Steve Kolano, assistant vice president of international equity trading with Boston Company Asset Management, said people were starting to feel better about job creation in recent months, even with the weak number out in June, but then, when last Friday's revised second-quarter GDP report came in at 3%, talk of a potential slowdown in economic growth got more serious.
"People have kind of flagged 3.5% GDP growth as the point where jobs are created in the economy, so once again those labor market concerns are kicking in again," said Kolano.
In other economic news, the Bank of England Thursday raised official interest rates by a quarter point to 4.75%, while the European Central Bank left rates unchanged.
Early retail reports were mixed, with
saying July same-store sales rose a slightly better-than-expected 3.2% from a year ago.
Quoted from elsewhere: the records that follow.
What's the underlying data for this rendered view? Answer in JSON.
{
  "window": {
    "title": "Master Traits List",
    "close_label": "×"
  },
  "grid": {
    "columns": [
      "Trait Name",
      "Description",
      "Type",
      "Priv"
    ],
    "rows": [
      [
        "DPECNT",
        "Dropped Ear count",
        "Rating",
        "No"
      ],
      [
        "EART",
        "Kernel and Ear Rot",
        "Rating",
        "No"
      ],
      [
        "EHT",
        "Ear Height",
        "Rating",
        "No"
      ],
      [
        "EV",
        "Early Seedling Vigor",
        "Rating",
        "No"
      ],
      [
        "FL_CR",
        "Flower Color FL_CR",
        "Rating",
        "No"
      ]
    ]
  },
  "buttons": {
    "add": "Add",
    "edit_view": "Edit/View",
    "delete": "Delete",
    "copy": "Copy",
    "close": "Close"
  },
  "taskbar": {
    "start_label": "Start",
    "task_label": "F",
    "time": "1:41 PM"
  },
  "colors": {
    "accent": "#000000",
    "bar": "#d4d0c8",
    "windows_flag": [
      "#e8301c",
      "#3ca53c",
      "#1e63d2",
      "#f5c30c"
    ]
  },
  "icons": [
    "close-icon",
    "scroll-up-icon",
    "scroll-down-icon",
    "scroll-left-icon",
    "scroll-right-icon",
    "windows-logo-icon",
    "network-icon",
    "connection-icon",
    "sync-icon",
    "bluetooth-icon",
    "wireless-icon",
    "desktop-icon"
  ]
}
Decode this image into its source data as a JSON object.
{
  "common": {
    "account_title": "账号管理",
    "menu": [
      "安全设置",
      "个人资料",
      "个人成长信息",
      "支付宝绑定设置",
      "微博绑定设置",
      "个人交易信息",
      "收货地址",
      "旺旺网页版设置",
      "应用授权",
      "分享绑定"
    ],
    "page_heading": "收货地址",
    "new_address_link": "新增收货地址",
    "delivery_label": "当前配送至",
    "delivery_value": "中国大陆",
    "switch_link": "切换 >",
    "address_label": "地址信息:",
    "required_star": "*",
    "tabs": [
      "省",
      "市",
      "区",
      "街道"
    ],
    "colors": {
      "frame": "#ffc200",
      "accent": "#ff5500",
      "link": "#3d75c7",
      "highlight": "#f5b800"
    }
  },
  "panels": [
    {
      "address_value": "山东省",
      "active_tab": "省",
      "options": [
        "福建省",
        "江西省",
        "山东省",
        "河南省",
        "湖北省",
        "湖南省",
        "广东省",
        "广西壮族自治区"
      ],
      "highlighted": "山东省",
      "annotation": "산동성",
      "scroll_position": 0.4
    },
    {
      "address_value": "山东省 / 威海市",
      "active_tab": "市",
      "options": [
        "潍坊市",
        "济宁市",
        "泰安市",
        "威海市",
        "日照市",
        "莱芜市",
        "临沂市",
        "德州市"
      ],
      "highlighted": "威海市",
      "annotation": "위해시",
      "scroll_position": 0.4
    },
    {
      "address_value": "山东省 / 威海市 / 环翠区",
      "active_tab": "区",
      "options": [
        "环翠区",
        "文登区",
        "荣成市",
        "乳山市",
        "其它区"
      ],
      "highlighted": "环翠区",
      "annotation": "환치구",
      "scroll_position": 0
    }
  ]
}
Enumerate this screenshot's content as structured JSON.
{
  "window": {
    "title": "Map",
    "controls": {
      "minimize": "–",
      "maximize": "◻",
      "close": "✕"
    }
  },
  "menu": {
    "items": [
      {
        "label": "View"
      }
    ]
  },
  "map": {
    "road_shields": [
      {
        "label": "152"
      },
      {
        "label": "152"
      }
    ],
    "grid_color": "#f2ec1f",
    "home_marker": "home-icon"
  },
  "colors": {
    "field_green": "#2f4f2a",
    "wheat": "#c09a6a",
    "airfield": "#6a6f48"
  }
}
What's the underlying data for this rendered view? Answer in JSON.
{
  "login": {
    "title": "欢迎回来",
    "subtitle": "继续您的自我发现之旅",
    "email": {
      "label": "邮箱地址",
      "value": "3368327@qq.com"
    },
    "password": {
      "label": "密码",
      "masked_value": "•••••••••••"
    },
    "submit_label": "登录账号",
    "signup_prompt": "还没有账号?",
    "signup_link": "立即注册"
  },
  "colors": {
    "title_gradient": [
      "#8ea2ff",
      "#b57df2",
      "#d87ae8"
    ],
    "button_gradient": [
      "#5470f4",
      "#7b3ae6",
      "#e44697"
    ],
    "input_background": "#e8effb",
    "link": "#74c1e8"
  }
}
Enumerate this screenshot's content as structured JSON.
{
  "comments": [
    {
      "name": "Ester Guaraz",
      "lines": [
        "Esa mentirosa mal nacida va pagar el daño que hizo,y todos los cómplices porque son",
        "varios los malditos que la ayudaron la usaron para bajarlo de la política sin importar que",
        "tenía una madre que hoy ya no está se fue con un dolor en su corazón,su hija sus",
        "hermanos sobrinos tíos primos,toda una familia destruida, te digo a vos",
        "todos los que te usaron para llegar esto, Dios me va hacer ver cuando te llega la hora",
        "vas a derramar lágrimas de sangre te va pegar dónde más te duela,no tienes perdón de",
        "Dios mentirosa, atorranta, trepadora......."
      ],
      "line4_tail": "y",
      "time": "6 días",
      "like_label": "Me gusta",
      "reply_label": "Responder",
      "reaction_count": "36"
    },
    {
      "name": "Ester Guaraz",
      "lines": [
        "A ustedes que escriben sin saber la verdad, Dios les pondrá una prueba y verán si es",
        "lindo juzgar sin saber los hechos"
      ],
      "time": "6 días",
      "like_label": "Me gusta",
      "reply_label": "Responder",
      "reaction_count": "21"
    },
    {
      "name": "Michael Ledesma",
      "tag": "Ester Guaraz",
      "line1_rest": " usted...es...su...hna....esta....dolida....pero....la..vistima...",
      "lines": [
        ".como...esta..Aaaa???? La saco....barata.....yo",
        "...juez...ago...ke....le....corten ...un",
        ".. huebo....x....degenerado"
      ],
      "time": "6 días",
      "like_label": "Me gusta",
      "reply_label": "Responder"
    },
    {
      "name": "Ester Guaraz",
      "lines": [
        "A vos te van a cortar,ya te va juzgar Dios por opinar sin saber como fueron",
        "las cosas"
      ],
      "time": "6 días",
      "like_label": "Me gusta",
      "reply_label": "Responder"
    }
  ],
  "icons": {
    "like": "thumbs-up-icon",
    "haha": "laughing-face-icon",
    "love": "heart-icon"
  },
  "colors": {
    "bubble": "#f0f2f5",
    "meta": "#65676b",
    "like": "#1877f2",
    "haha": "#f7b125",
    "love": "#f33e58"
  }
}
The discount giant said August same-store sales should rise between 2% and 4%. Its shares closed down $1.15, or 2.2%, to $52.05.
Its main competitor,
, said same-store sales rose 3.8% for the month, above expectations, thanks to warmer weather and strong sales in gardening and home improvement products. Its shares closed down $1.37, or 3.2%, to $41.76.
Meanwhile, the nascent turnaround story at
took a hit when the furniture retailer reported a 1.3% decline in July same-store results. Pier 1 also said it expects earnings in its current quarter to be 10 cents to 12 cents a share. Analysts had been expecting 13 cents a share. Its shares dropped $1.63, or 9.2%, to $16.
Super-performing specialty outfit
said July same-store sales jumped a better-than-expected 13.7%. The results followed a 5% decline in same-store sales at
, reported after the bell Wednesday. Hot Topic guided its current-quarter earnings in line with estimates.
The S&P Retail Index closed down 2.6%.
In the telecommunications field, the nation's largest long-distance provider,
, announced in a filing with the
Securities and Exchange Commission
that it is considering writing off some of the value of its $43.8 billion in assets, a move that would signal the company is worth less than its financials currently show. Its stock closed down 58 cents, or 3.9%, to $14.18.
In earnings news,
swung to a larger profit than expected for its second quarter, as the company's embattled tire division turned a profit for the first time since 2002. It earned $25.1 million, or 14 cents a share, on record sales of $4.5 billion. That's compares to a loss of $53 million, or 30 cents per share, on sales of $3.8 billion in the same quarter last year. Its stock added a nickel, or 0.5%, to $10.90.
Overseas markets closed higher, with London's FTSE up 0.1% to 4413 and Germany's Xetra DAX adding 0.1% to 3829. In Asia, Japan's Nikkei added 0.5% overnight to 11,061, while Hong Kong's Hang Seng added 1.7% to 12,492.